My Little Homophobic, Racist, Smart-Shaming Pony

In case you missed out, it’s My Little Pony week on the Ms. blog!

Having been thoroughly indoctrinated as a child to love ponies–and My Little Pony in particular–much of my understandings of femininity and heteronormativity come directly from my childhood interactions with cartoon ponies. (Diary excerpt: “I love wearing heels, it makes me feel like a pony!”) Looking back on TV shows like My Little Pony and Princess Gwenevere and the Jewel Riders–shows in which the powerful female figure was demonized as evil and the main character was always blond and blue-eyed–made me think, “Wow, the old days were so sexist and racist and heteronormative–thank goodness kids shows aren’t like that anymore!”

But alas, I spoke too soon.

Recently, I was fact-checking a Ms. Blog post regarding the sexed-up makeover of various children’s toys–in this case, the hallowed My Little Pony franchise from Hasbro–which led me to their website and an introduction to the latest My Little Pony TV show.

The very first image I saw was this:


I was immediately concerned that the only pony that looked slightly angry or tomboyish was the rainbow pony. Since there’s a false stereotype that all feminists are angry, tomboyish lesbians, it was disconcerting to think that a kid’s TV show would uphold this. I watched the video clip and, indeed, the rainbow pony stands out as having a perpetually maniacal expression while the others are cute and cuddly.

According to the “meet the ponies” page, which invites viewers to click on a pony to learn about each of their distinct personalities, “Rainbow Dash” is “capable and athletic,” “lives for adventure,” “brave and bold” and proves “time and time again that she is a true hero!” This positive portrayal made me wonder if perhaps the company was not providing a caricature but allowing for a positive account of gender-bending, and so I asked for a second opinion.

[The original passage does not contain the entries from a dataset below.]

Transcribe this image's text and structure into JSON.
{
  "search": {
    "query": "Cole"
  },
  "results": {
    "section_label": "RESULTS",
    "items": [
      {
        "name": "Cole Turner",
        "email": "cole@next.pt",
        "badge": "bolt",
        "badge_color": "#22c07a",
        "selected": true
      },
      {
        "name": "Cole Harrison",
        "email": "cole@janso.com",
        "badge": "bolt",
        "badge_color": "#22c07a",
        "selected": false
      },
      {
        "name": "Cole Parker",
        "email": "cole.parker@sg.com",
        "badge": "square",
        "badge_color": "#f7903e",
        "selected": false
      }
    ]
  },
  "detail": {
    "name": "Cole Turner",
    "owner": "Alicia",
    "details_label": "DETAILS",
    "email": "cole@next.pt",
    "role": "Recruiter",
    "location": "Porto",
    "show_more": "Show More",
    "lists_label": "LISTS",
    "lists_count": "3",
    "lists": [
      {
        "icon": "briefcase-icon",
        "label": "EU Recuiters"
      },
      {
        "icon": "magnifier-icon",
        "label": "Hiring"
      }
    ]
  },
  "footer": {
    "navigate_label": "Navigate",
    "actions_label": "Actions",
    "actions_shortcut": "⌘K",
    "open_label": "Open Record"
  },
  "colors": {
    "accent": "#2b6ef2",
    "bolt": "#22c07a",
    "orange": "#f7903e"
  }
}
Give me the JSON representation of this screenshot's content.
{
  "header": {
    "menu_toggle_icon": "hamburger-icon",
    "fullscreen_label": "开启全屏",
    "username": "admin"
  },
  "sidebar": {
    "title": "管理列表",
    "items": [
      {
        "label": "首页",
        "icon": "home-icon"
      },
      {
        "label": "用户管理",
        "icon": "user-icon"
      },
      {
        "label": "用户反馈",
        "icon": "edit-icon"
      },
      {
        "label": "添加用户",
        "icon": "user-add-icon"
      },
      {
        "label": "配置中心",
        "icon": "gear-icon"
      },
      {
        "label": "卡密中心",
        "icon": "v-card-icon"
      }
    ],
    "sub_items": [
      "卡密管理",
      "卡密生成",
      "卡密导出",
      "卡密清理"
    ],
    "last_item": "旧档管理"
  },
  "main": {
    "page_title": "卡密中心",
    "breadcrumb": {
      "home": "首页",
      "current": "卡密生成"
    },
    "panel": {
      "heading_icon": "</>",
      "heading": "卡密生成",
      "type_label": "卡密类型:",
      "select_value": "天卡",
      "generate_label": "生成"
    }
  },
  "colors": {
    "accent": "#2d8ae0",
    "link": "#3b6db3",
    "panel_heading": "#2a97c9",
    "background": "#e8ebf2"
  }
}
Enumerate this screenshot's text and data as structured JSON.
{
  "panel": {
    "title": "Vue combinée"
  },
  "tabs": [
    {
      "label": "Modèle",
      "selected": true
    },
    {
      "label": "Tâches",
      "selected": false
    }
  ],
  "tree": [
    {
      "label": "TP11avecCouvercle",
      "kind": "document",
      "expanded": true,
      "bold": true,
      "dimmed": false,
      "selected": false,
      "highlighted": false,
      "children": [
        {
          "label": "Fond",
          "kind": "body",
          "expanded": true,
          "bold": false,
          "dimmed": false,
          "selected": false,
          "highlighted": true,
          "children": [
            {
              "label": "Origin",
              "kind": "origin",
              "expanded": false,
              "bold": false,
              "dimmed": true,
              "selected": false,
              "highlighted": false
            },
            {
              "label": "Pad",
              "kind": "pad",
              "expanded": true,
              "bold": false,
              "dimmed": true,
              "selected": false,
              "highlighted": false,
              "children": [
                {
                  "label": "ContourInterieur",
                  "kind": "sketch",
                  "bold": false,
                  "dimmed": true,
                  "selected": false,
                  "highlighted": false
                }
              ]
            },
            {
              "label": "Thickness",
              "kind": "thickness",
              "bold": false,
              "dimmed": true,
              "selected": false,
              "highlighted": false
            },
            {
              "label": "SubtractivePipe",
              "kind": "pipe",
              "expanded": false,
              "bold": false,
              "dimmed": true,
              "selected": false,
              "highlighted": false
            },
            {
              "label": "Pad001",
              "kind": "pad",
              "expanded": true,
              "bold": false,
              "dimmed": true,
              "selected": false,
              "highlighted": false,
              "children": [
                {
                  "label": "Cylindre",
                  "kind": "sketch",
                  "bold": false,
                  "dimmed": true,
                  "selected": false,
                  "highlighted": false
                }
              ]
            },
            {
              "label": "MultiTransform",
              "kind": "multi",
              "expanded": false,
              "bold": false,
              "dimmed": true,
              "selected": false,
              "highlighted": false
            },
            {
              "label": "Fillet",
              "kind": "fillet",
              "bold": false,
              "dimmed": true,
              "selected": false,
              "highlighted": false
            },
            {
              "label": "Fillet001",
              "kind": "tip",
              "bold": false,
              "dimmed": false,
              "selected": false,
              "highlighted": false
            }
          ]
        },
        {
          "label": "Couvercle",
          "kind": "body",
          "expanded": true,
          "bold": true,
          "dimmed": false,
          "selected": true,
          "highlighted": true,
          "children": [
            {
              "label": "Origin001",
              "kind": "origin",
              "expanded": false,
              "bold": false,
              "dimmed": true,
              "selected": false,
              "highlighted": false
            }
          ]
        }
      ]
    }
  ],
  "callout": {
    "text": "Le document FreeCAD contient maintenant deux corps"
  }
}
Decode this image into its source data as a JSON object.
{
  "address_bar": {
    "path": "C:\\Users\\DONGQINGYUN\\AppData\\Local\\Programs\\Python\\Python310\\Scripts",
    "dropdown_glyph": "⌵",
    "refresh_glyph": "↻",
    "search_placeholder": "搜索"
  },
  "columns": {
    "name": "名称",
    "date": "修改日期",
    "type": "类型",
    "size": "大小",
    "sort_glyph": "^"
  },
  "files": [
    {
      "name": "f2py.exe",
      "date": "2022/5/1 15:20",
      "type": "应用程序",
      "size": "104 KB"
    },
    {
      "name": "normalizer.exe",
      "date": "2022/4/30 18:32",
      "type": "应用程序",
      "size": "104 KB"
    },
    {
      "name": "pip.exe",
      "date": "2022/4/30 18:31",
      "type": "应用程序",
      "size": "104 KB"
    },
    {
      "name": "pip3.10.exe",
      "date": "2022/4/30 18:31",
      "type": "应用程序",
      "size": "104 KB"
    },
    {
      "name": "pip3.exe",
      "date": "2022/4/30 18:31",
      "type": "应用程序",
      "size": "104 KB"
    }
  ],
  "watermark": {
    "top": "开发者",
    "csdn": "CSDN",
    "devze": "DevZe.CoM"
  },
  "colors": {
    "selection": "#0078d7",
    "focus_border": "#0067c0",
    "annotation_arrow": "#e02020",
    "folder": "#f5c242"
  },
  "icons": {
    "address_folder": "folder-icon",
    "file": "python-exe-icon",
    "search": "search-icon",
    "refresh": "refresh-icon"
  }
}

I showed the video to fellow Ms. intern/blogger Kyle and asked, “What’s wrong with this picture?” he responded, “There aren’t any black ponies. Why aren’t there any brothas on the wall?” I had originally assumed that the purple ponies were supposed to represent black ponies, but he was right–the ponies don’t seem very racially diverse.

But then we noticed that there were, indeed, black ponies:


Yes–the only black ponies in the TV show My Little Pony are slave ponies to the white pony overlord! How can we expect kids to grow up rejecting racism when they watch shows like this?

Finally, I went looking for an episode of My Little Pony online to further dissect and discovered the following description:

‘Get your muzzle out of those books and make some friends!’ That’s what Princess Celestia tells Twilight Sparkle. She may be the smartest unicorn in Equestria, but Twilight Sparkle gets an ‘incomplete’ in friendship. There’s more to life than learning magic, after all–so she goes to Ponyville on a mission to make friends. There she meets five special ponies who take her on exciting adventures and teach her the most powerful magic of all … the magic of friendship!

This cheerful description of an authority figure specifically ordering a pony to stop studying so that she can make friends reminds me of the infamous Barbie quote–“Math class is tough.” Ponyville seems to be a culture that dismisses girls who prefer reading books to playing dress-up and looking beautiful (and sparkling, of course).

So overall, these are the lessons My Little Pony teaches girls:

  • Magical white ponies are suited for leadership; black ponies are suited to be servants.
  • Stop learning! You will overcome any obstacle by resorting to strength in numbers (of friends).
  • Girls that wear rainbows are butch.
  • You need the government (ideally a monarch invested with supreme ultimate power and a phallic symbol strapped to her forehead) to tell you what to do with your life.

What’s your take?

Photo courtesy of Puno 3000 on Flickr, licensed under Creative Commons 2.0


Kathleen Richter is a recent graduate of the University of California, San Diego in the field of International Studies. She has been a feminist ever since kindergarten when she proved that she too could belch with the best of them. When she is not engaged in life-sustaining activities, she is most likely either drawing feminist comics or writing feminist sentences.